"We have two categories that we make a top priority," said Larry Griffith, SLS trainer and treasurer. "A veteran who has had a service dog and, for whatever reason, that dog can no longer work for them or a therapist tells us a veteran needs a dog so he doesn't [hurt himself.]"
With support from the Airman who originally reached out to SLS, Hall and the Fisher House began working through the application process - and Bylo was accepted.
Having lost Duke, Bylo was eligible for a high-priority placement, and SLS quickly had a dog - Cowboy - trained and ready to meet Bylo; a gift with an estimated monetary value of $30,000. The only issue was Bylo wasn't ready to meet Cowboy.
Despite the pain of losing Duke, Bylo eventually agreed to meet the new dog, and SLS showed up with Cowboy, who immediately took to Bylo.
"We do a pretty good job of matching these things up," Larry said. "But ultimately, when the vet meets the dog, the dog is the one who decides if this is going to be OK or not."
Bylo wasn't convinced yet, but everyone watching knew it was going to work out, Hall said.
After meeting Cowboy, Bylo will spend 10 days working with him and developing a bond. During that time, the SLS trainers guide the process, ensuring the dog's - and veteran's - safety, and show Bylo what Cowboy is trained for.

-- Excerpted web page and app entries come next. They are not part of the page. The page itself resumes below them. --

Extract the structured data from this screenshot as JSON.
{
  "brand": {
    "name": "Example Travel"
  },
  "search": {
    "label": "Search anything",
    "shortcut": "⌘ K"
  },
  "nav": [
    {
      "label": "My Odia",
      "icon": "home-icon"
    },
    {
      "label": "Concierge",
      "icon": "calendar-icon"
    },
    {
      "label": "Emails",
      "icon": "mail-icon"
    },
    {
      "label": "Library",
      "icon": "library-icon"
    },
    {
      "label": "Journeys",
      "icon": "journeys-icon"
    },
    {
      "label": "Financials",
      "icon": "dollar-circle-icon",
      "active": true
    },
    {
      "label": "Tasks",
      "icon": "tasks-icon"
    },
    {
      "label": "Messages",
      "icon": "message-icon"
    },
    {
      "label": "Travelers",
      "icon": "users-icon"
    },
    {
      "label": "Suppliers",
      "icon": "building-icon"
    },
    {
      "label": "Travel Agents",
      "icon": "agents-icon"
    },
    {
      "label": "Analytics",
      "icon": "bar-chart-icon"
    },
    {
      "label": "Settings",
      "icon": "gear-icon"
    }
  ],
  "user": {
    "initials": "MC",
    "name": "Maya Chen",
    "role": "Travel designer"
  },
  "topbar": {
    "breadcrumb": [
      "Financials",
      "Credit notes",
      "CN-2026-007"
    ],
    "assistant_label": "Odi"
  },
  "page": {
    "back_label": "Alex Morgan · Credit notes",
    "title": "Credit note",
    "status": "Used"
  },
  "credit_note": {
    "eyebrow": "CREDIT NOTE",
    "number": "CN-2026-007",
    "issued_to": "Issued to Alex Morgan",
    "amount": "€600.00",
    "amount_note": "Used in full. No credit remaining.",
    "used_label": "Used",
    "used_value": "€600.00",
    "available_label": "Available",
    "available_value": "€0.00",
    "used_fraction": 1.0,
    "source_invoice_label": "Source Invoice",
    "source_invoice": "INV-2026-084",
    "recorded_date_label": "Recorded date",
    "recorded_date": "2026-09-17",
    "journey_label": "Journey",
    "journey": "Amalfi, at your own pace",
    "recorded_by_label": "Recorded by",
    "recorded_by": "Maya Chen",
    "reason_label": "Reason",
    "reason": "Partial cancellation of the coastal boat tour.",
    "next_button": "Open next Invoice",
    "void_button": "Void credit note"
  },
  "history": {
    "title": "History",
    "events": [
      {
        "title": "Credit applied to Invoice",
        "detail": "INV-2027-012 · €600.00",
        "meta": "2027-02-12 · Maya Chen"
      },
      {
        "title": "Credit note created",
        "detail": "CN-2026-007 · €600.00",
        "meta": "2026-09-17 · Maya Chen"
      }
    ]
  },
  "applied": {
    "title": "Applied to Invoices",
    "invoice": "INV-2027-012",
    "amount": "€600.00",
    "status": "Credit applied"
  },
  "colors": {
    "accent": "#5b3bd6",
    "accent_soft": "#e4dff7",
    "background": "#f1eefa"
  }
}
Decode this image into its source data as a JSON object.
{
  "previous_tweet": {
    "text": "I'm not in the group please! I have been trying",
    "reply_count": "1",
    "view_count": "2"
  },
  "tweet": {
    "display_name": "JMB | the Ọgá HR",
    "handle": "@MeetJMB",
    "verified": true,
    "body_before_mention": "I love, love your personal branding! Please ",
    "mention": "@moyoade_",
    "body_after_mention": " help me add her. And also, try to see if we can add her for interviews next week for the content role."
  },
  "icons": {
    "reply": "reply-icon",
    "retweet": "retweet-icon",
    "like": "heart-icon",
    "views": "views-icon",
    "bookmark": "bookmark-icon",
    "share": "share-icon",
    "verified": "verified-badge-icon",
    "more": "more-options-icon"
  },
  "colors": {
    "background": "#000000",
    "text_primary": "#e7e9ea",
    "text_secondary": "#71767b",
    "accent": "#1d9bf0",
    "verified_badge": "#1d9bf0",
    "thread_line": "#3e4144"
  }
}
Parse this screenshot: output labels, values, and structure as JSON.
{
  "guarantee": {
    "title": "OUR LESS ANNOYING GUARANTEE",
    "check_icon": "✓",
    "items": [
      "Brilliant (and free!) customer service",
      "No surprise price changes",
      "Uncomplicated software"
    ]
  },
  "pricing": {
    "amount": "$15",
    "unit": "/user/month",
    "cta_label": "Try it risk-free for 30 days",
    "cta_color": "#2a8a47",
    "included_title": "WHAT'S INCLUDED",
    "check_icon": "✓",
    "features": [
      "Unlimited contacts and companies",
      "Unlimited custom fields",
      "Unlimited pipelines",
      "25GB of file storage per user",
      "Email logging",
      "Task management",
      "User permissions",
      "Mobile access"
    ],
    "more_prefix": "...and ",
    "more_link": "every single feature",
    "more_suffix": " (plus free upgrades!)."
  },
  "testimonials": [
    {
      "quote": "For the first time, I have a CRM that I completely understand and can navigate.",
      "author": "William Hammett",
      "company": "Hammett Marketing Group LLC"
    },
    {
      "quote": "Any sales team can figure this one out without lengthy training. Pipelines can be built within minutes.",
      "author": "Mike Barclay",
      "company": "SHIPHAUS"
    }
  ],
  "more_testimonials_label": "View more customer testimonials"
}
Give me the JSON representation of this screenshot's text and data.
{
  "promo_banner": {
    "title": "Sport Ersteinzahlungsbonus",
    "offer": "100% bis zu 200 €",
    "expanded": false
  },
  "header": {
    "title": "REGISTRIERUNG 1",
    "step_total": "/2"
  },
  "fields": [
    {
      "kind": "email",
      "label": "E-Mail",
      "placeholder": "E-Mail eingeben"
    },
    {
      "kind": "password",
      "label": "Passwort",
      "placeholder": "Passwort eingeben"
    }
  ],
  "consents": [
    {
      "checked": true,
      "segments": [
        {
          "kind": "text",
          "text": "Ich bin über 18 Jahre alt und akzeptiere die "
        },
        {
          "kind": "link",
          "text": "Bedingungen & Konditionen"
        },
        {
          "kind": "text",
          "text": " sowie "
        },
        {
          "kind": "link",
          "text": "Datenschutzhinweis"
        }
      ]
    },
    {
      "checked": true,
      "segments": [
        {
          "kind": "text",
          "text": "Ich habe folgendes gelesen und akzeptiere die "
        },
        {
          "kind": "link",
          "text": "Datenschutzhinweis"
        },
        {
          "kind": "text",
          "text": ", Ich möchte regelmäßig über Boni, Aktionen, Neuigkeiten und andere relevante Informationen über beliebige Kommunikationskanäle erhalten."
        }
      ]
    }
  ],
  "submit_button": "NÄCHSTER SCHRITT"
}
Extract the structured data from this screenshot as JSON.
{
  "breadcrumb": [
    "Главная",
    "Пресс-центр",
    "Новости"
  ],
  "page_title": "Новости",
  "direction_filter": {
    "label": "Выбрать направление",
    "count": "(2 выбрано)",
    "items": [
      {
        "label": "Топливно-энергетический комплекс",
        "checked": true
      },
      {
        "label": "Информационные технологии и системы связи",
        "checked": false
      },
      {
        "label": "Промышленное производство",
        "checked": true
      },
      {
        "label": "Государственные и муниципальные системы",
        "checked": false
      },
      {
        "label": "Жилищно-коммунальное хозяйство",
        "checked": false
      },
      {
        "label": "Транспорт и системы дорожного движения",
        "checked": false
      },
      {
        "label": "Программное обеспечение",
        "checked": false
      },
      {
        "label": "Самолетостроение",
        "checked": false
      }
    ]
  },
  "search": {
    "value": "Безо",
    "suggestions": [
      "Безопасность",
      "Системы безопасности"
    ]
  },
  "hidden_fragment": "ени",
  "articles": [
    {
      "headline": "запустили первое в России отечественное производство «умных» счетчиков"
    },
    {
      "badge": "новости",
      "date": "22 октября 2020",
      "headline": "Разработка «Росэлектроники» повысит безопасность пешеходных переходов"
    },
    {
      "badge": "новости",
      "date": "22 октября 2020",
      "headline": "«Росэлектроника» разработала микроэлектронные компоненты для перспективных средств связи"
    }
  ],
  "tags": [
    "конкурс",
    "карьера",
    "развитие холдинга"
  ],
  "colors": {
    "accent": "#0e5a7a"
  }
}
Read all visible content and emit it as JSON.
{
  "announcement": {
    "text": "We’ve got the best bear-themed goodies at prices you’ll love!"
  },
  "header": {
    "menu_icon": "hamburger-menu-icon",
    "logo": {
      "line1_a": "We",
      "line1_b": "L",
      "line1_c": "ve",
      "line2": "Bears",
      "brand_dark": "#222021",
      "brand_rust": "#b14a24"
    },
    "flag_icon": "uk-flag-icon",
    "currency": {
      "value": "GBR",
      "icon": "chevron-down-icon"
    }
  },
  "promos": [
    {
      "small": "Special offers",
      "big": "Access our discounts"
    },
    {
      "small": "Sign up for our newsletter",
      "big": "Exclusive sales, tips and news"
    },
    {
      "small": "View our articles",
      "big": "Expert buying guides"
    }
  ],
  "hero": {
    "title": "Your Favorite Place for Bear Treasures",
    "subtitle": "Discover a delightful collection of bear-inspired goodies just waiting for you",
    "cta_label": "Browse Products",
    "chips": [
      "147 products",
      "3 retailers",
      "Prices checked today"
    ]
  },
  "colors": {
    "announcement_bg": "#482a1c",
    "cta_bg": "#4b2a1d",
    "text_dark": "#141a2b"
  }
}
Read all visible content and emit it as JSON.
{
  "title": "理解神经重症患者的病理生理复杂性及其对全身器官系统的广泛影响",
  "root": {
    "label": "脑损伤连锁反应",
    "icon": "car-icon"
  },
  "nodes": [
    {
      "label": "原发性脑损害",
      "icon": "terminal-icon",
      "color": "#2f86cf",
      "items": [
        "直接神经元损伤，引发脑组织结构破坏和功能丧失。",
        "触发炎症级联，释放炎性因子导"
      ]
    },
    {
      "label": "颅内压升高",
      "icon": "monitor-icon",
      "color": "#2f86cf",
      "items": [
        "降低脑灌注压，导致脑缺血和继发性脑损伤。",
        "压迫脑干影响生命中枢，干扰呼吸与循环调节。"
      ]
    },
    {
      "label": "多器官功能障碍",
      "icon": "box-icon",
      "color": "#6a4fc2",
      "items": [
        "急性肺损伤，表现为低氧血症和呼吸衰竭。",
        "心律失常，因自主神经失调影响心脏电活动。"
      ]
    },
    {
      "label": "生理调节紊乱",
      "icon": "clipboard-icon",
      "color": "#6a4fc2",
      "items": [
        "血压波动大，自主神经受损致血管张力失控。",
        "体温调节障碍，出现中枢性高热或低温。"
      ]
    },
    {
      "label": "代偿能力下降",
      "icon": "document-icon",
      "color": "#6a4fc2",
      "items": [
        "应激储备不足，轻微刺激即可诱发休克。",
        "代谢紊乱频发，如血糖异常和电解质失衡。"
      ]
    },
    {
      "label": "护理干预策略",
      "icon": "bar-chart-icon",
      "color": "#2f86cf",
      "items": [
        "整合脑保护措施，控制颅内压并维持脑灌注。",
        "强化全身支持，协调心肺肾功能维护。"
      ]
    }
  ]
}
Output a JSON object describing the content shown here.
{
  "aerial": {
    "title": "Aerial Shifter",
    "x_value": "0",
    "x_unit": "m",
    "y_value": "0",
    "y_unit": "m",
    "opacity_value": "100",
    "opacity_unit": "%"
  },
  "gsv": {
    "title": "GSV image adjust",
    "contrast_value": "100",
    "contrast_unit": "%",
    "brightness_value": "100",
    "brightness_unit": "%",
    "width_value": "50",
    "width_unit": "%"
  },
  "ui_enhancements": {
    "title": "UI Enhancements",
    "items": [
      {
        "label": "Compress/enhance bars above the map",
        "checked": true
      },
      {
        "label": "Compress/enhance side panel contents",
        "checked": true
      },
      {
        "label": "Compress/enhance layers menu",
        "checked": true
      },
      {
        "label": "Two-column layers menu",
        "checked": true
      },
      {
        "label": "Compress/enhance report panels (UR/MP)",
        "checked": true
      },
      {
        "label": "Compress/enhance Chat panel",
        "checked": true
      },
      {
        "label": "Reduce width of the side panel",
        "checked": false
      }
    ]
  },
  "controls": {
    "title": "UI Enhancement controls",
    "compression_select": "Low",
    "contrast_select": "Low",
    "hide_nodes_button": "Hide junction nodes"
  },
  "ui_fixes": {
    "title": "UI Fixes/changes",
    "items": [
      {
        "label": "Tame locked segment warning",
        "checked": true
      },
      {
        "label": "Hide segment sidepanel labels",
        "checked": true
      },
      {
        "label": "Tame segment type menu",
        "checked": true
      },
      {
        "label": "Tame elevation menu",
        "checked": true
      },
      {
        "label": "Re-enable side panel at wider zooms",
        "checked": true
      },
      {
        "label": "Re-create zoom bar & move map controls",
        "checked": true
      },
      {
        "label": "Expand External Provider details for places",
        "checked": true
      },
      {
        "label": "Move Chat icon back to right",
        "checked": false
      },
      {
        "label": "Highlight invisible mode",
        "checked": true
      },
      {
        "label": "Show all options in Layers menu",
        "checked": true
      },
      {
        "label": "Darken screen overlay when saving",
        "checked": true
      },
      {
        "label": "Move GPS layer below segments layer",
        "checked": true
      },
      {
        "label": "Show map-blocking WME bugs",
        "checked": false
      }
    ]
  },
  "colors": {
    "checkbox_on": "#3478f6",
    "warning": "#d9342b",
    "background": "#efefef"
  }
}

Part of the process is going from store-to-store shopping, a process Bylo was a bit grumbly about.
Despite the grousing, Bylo's actions told a different story, and he soon began to dote on Cowboy.
Bylo said he felt like it would work out when he took Cowboy to get his ears cleaned and his toenails waxed. Then, after he found himself buying Cowboy a $100 memory foam bed, he knew he was stuck.
"I bought him the best bed I could find. It's a big bed," Bylo said.
Treatments for PTSD vary radically from person to person, but Bylo's many years of success with Duke and now Cowboy may indicate a different and effective approach to handling PTSD.
"I would say about two-thirds of the guys we give dogs to would look me in the eye and say their dog saved their life," Cathie said. "They were headed to a very dark place and were going to do something that they had no idea the ramifications of. But now they have this dog in their life."
"That dog doesn't eat unless they feed them. It gives them a different focus and a reason for not going there."
The SLS will continue to maintain contact with Bylo and support his budding relationship with Cowboy going forward. When Cowboy retires, SLS will provide Bylo with a new service animal, Cathie said.
When the ice melts, Bylo will find himself once again off the grid in the same woods, but now he has a new companion watching his back. Duke, retired nearby, can rest easy.